Why Oscar ‘Bladerunner’ Pistorius shouldn’t compete in the Olympics

Oscar \'Bladerunner\' Pistorius - amputee athleteIn a landmark ruling by the Court of Arbitration for Sport, South African athlete Oscar Pistorius – nicknamed ‘Bladerunner’ after the carbon-fibre prosthetics he uses in place of his amputated lower legs – has won the right to compete against able-bodied athletes, and plans to represent his country at either the Beijing Olympics or the later London event. [image taken from linked article]

From a purely technological perspective, it’s fantastic that we can replace a man’s missing limbs and allow him to run at all, let alone run at record-breaking speeds.

But here’s George Dvorsky explaining why he believes Pistorius shouldn’t be permitted to compete against regular non-enhanced athletes:

“The short answer is that it’s not fair to the able-bodied athletes who don’t want to get into the enhancement game.

Moving forward, it sets up a situation where:

  1. able-bodied athletes will increasingly be set at a disadvantage relative to the cyber-athletes, particularly as prostheses improve, and
  2. able-bodied athletes will have no choice but to seek enhancement measures of their own, legal or otherwise, to remain competitive.”

Read the whole piece before making your mind up; it won’t take you long.

I’m not sure where I stand on this issue, because our species-wide fascination with competitive sports has always baffled me completely; I guess I don’t care who runs in a race, enhanced or otherwise. As long as it isn’t me. 😉

But bearing in mind how financially lucrative the sports industry is, I can see Dvorsky having a point. After all, it’s not as if his second point doesn’t describe a situation that already exists in the present with regards to drugs and dietary supplements, without any pressure from cyborg athletes in the same leagues.

The Future Fire e-zine’s Second Life short fiction contest

Wow! Here’s a bit of news that combines two of my favourite things – short-form speculative fiction and Second Life.

Cover art for issue 9 of The Future Fire

The Future Fire is a UK-based speculative fiction e-zine, and they’ve just released their ninth issue as a free-to-download PDF file.
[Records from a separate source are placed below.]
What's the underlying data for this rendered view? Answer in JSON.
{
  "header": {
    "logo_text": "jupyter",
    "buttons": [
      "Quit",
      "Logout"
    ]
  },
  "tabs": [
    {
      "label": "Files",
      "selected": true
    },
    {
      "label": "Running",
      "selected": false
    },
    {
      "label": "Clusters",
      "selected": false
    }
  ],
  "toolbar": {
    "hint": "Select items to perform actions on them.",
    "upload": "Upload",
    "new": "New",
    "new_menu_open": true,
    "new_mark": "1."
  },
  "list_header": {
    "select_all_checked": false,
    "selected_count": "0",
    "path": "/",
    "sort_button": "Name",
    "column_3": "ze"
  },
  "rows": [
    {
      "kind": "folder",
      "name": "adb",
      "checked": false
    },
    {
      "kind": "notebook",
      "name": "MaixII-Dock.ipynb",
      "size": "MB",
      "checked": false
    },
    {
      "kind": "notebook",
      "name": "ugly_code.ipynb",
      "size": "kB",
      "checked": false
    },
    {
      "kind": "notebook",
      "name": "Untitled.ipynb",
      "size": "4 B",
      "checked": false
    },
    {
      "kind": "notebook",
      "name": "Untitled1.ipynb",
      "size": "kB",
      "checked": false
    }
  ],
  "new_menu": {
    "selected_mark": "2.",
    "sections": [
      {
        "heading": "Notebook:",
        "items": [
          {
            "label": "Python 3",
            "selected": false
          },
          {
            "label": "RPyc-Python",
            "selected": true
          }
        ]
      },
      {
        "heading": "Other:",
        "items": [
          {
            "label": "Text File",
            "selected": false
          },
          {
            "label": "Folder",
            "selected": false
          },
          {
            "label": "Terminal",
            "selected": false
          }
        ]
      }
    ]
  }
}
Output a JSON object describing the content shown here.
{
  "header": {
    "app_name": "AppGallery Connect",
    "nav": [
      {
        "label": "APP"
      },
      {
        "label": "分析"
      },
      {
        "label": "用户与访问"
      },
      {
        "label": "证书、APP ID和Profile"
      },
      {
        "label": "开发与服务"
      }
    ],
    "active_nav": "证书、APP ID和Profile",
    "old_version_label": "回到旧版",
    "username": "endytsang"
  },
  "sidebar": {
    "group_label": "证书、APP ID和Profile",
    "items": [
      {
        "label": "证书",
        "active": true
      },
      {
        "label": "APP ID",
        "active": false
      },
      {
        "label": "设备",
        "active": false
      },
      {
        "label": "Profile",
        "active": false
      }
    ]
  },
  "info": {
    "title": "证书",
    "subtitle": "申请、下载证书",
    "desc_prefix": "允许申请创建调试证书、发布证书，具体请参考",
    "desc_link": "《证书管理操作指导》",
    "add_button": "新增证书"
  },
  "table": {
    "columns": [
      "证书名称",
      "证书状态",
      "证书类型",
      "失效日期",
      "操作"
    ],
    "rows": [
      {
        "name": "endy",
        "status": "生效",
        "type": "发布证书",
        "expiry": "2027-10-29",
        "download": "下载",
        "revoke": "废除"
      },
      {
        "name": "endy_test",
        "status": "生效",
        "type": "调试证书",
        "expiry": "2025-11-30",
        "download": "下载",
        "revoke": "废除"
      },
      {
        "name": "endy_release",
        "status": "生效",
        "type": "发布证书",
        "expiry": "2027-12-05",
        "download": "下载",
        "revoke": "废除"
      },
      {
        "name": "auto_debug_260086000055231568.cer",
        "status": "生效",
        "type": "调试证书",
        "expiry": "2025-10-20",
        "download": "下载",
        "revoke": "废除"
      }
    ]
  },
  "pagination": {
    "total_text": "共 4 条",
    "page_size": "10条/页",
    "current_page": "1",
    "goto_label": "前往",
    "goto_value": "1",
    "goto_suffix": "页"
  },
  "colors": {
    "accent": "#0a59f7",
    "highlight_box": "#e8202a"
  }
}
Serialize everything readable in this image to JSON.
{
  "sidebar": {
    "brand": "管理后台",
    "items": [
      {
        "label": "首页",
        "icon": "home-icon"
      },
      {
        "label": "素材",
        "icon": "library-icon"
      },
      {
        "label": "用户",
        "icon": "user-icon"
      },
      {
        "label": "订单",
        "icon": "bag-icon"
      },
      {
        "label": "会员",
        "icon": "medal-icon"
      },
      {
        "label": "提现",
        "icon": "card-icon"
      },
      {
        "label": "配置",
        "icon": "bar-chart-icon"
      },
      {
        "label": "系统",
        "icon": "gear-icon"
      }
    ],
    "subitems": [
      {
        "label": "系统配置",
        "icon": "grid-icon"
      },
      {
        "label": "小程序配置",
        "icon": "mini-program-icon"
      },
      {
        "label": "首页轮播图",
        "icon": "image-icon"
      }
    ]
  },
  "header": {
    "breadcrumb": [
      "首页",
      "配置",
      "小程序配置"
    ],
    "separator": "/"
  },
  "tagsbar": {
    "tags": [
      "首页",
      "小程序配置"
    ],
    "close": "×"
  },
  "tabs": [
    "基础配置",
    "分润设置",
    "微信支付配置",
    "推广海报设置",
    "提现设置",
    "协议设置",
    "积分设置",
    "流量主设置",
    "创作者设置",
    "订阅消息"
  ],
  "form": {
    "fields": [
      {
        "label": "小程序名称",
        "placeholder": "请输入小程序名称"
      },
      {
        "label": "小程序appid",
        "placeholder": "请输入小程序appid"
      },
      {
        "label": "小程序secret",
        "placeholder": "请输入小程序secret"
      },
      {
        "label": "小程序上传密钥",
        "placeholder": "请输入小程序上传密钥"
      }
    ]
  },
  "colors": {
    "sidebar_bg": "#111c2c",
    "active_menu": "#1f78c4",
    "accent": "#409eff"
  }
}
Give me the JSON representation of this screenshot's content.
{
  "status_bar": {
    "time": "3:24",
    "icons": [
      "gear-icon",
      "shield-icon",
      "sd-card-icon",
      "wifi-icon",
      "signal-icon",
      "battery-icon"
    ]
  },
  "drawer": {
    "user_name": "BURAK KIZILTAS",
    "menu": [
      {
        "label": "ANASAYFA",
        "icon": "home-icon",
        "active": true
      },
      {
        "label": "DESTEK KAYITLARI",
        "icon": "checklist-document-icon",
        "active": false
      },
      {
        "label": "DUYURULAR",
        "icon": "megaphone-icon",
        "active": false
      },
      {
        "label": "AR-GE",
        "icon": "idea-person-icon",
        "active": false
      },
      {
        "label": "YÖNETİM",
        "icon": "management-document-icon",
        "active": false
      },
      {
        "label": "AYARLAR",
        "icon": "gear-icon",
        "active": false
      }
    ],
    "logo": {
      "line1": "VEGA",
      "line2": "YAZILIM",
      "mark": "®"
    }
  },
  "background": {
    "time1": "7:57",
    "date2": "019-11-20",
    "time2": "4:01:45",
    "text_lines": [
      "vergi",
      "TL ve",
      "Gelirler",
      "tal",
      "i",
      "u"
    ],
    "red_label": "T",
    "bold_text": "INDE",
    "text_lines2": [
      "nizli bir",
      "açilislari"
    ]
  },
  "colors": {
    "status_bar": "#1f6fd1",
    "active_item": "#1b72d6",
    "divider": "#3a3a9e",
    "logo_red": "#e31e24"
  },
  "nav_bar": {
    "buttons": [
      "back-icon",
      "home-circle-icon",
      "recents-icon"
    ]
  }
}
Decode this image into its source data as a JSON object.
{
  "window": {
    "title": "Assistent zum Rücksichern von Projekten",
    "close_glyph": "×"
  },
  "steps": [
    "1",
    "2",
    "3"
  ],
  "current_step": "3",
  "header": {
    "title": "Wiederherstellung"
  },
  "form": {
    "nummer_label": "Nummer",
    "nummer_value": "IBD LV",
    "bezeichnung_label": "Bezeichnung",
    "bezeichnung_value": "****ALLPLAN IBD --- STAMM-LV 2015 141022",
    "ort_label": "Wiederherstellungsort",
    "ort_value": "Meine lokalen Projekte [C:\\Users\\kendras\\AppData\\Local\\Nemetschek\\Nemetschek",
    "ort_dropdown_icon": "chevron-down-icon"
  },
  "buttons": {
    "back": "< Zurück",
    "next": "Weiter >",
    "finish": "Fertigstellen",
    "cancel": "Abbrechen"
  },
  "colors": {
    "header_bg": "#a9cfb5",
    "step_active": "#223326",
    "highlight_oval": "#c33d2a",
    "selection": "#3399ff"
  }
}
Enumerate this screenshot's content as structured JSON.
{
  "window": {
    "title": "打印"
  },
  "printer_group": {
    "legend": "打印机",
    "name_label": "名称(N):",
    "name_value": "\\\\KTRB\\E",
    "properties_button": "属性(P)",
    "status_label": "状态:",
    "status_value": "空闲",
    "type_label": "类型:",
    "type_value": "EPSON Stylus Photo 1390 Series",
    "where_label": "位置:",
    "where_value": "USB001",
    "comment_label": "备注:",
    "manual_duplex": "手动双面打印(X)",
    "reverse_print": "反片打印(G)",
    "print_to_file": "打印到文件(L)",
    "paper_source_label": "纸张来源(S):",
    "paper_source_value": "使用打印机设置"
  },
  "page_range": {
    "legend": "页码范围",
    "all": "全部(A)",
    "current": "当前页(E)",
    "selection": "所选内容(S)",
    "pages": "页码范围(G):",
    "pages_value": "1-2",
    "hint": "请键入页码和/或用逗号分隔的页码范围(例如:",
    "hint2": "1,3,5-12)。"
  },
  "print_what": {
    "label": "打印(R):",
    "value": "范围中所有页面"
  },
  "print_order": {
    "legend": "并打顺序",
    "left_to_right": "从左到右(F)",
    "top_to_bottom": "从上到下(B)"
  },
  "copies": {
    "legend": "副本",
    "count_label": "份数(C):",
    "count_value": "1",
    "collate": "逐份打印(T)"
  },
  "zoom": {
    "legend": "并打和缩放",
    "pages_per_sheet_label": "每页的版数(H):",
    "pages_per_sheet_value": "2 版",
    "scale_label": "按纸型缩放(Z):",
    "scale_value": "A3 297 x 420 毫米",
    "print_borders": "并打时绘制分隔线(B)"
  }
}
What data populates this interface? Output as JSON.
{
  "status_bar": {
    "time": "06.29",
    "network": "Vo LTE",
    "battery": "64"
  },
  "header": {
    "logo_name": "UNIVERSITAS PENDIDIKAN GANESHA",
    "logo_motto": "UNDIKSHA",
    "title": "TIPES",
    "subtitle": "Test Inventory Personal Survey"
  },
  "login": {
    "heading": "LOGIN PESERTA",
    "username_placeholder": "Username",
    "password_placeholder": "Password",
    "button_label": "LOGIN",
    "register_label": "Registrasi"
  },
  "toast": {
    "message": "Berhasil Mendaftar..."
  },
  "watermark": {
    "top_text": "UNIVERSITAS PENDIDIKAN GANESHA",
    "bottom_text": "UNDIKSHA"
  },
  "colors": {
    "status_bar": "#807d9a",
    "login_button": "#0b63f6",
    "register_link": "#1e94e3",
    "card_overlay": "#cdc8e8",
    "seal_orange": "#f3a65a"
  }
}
Normally that would just be a prime candidate for a Friday Free Fiction mention, but there’s a little extra involved this time round.

The Future Fire is running a short fiction writing competition … but with a twist. Take it away, editor Djibril:

"… in this issue, we launch the The Future Fire / Black Swan writing competition with a first prize of $500.

"There’s a small technical barrier to entry, but no cost involved: the contest requires you to register and enter the Second Life virtual world and visit the Black Swan sim, which is a spooky, atmospheric island with a raised pathway, sculptures, events, and inhabitants.

"Visit for as long and as often as you like, and then write a story of up to 2,000 words inspired by your experience and submit it to The Future Fire by midnight on December 10th 2007."

Full details (and the SLURL for The Black Swan) can be found on The Future Fire‘s website.

So, all you writers who have yet to investigate Second Life, now you have a great excuse! Drop me an email if you’d like some guidance from someone who knows the lay of the land.

Thanks to Ariel at UK SF Book News Network for the heads-up.

[tags]writing, competition, short, story, Second Life[/tags]

Space Elevator Games 2007

University of Saskatchewan's space elevator climber This week sees the 2007 Space Elevator Games taking place near Salt Lake City, Utah; contestants from all over the world will be attempting to break records with their climber, tether and power transmission system designs in an attempt to win the $1million prize. Think what you like about the feasibility of space elevators, but you can’t deny the almost Quixotic glory of such an event – a testament to the human ability to dream big. Follow the progress of the event at the aptly-named Space Elevator Blog, which has been posting vigorously on the preliminary rounds. [Image from SpaceElevatorBlog]

[tags]space elevator, competition, space station, technology[/tags]